RECORDS PROVIDED:
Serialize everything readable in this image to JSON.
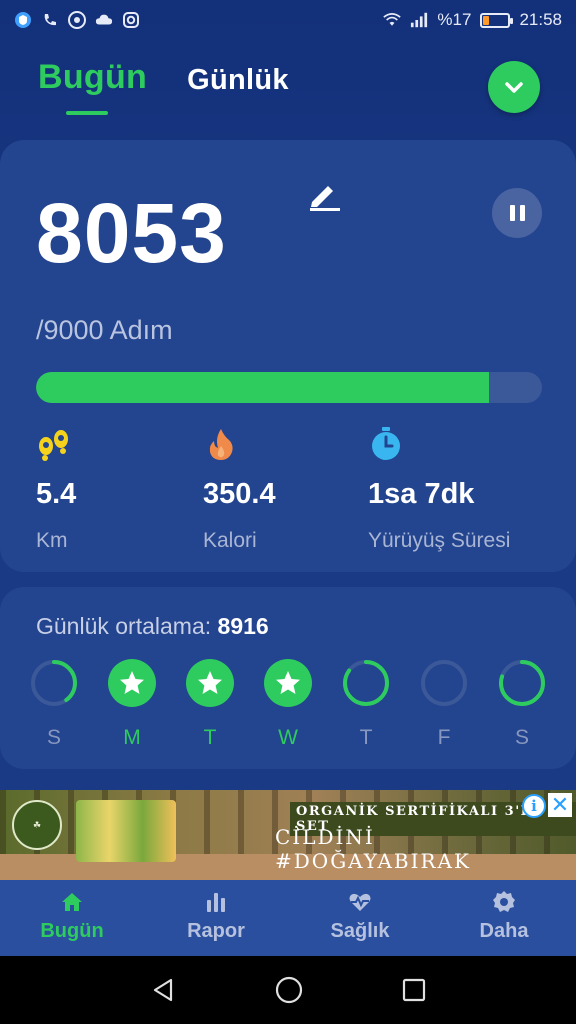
{
  "status_bar": {
    "battery_percent": "%17",
    "time": "21:58",
    "left_icons": [
      "shield-icon",
      "phone-icon",
      "chrome-icon",
      "cloud-icon",
      "instagram-icon"
    ],
    "right_icons": [
      "wifi-icon",
      "signal-icon",
      "battery-icon"
    ]
  },
  "tabs": {
    "today": "Bugün",
    "daily": "Günlük"
  },
  "main": {
    "steps": "8053",
    "goal": "/9000 Adım",
    "progress": 0.895,
    "stats": [
      {
        "value": "5.4",
        "label": "Km",
        "icon": "footprints-icon"
      },
      {
        "value": "350.4",
        "label": "Kalori",
        "icon": "flame-icon"
      },
      {
        "value": "1sa 7dk",
        "label": "Yürüyüş Süresi",
        "icon": "stopwatch-icon"
      }
    ]
  },
  "weekly": {
    "avg_label": "Günlük ortalama: ",
    "avg_value": "8916",
    "days": [
      {
        "label": "S",
        "status": "partial",
        "progress": 0.4
      },
      {
        "label": "M",
        "status": "done"
      },
      {
        "label": "T",
        "status": "done"
      },
      {
        "label": "W",
        "status": "done"
      },
      {
        "label": "T",
        "status": "partial",
        "progress": 0.85
      },
      {
        "label": "F",
        "status": "empty",
        "progress": 0
      },
      {
        "label": "S",
        "status": "partial",
        "progress": 0.8
      }
    ]
  },
  "ad": {
    "headline": "ORGANİK SERTİFİKALI 3'LÜ SET",
    "subline": "CİLDİNİ #DOĞAYABIRAK"
  },
  "bottom_nav": [
    {
      "label": "Bugün",
      "icon": "home-icon"
    },
    {
      "label": "Rapor",
      "icon": "bar-chart-icon"
    },
    {
      "label": "Sağlık",
      "icon": "heart-pulse-icon"
    },
    {
      "label": "Daha",
      "icon": "gear-icon"
    }
  ],
  "colors": {
    "accent": "#2ecb5f",
    "background": "#1a3a86",
    "card": "#23448e",
    "footprints": "#f5d31c",
    "flame": "#f08a4b",
    "stopwatch": "#39b6f0"
  }
}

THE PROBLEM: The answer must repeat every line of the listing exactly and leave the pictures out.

RESULT:
Serialize everything readable in this image to JSON.
{
  "status_bar": {
    "battery_percent": "%17",
    "time": "21:58",
    "left_icons": [
      "shield-icon",
      "phone-icon",
      "chrome-icon",
      "cloud-icon",
      "instagram-icon"
    ],
    "right_icons": [
      "wifi-icon",
      "signal-icon",
      "battery-icon"
    ]
  },
  "tabs": {
    "today": "Bugün",
    "daily": "Günlük"
  },
  "main": {
    "steps": "8053",
    "goal": "/9000 Adım",
    "progress": 0.895,
    "stats": [
      {
        "value": "5.4",
        "label": "Km",
        "icon": "footprints-icon"
      },
      {
        "value": "350.4",
        "label": "Kalori",
        "icon": "flame-icon"
      },
      {
        "value": "1sa 7dk",
        "label": "Yürüyüş Süresi",
        "icon": "stopwatch-icon"
      }
    ]
  },
  "weekly": {
    "avg_label": "Günlük ortalama: ",
    "avg_value": "8916",
    "days": [
      {
        "label": "S",
        "status": "partial",
        "progress": 0.4
      },
      {
        "label": "M",
        "status": "done"
      },
      {
        "label": "T",
        "status": "done"
      },
      {
        "label": "W",
        "status": "done"
      },
      {
        "label": "T",
        "status": "partial",
        "progress": 0.85
      },
      {
        "label": "F",
        "status": "empty",
        "progress": 0
      },
      {
        "label": "S",
        "status": "partial",
        "progress": 0.8
      }
    ]
  },
  "ad": {
    "headline": "ORGANİK SERTİFİKALI 3'LÜ SET",
    "subline": "CİLDİNİ #DOĞAYABIRAK"
  },
  "bottom_nav": [
    {
      "label": "Bugün",
      "icon": "home-icon"
    },
    {
      "label": "Rapor",
      "icon": "bar-chart-icon"
    },
    {
      "label": "Sağlık",
      "icon": "heart-pulse-icon"
    },
    {
      "label": "Daha",
      "icon": "gear-icon"
    }
  ],
  "colors": {
    "accent": "#2ecb5f",
    "background": "#1a3a86",
    "card": "#23448e",
    "footprints": "#f5d31c",
    "flame": "#f08a4b",
    "stopwatch": "#39b6f0"
  }
}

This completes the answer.